The international titles selected are Amit Rai's Finding Gandhi (aka The Road to Sangam), an Indian road movie examining prejudice and tolerance, and Piotr Uzarowicz's US-backed Serbian documentary The Officer's Wife, a recounting of a dark, murderous time in Eastern Europe's recent history.
Four feature-length Australian films will screen this year: 10 Terrorists, a black comedy and long-awaited follow-up from the director of The Jammed, Dee McLachlan; Jeremy Stanford's one-last-shot rock'n'roll dramedy, The Sunset Six (pictured, top); writer/director Martyn Park's chilling riff on memories and the supernatural, Isolate (featuring the Los Angeles Fear and Fantasy Film Festival Best Actress winner, Jacinta John); and Bathing Franky, a complex, bittersweet, fantastical mother-and-son story from debut director Owen Elliott.
Local short films are also well represented, with two full strands of eclectic works ranging from animation (Cedric and Hope; Big Buck Bunny) and web series (Henry & Aaron's Perfectly Adequate Christmas), to dark genre films (Perished, fresh from its Sydney Film Festival premiere) and examinations of the immigrant experience (Inheritance; Donydji; The Lebanese Wallet).
In a bold move, Simpson has combined his producer and festival director roles and will test screen a work-in-progress, Simon Barker's psychological thriller Bedlam. Though it's an accepted practice at international festivals, it's rarely employed here because a lot is at stake. Should a film fail to impress, even in rough-cut, countering bad word-of-mouth can be tough. Simpson is confident that his film will hold up to early scrutiny and his audience is savvy enough to understand this stage of its life cycle.
“Australian film lovers usually get to see festival films in their final, locked off state. It's great to remind us all that filmmakers go through a process and consulting the consumer is not only a cool thing to do but also very beneficial,” he says. “Films are unique products driven by passion and a desire to connect with an audience – testing is a crucial part of the process, particularly in terms of marketing.”
Simpson's strike rate as a producer of non-commercial material is admired by many industry professionals. He takes the responsibilities of being a figurehead for indie Australian cinema very seriously and has chosen to honour one senior industry figure with Indie Gem's Mentor of the Year Award; the honouree will be revealed at the closing ceremony on July 29.
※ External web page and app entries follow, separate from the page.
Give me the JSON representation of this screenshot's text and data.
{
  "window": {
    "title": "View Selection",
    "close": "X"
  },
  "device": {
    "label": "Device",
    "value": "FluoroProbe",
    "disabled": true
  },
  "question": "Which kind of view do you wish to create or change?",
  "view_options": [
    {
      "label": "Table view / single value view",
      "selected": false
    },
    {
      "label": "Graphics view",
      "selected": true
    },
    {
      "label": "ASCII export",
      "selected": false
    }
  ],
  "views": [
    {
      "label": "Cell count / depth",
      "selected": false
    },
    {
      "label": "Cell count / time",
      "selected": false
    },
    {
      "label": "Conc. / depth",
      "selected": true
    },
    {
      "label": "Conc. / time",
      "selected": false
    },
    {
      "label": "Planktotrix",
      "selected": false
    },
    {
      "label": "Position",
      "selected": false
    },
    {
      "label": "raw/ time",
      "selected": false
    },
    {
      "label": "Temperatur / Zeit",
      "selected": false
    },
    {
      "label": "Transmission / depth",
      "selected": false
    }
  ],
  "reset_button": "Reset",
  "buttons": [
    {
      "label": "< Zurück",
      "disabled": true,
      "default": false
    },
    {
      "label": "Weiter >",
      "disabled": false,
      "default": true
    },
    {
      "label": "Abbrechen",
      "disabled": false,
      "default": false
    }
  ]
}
“Emerging practitioners in the film business need wise and generous folks to shine a light on the path. It's a tough game, but if you have someone in your corner, it can make all the difference,” says Simpson. “I know that I have been supported and mentored by some amazing individuals and organisations, such as SPAA and the AFI.”
Indie Gems takes place at the Riverside Theatres, Parramatta from July 26-29. Visit the official website for more information.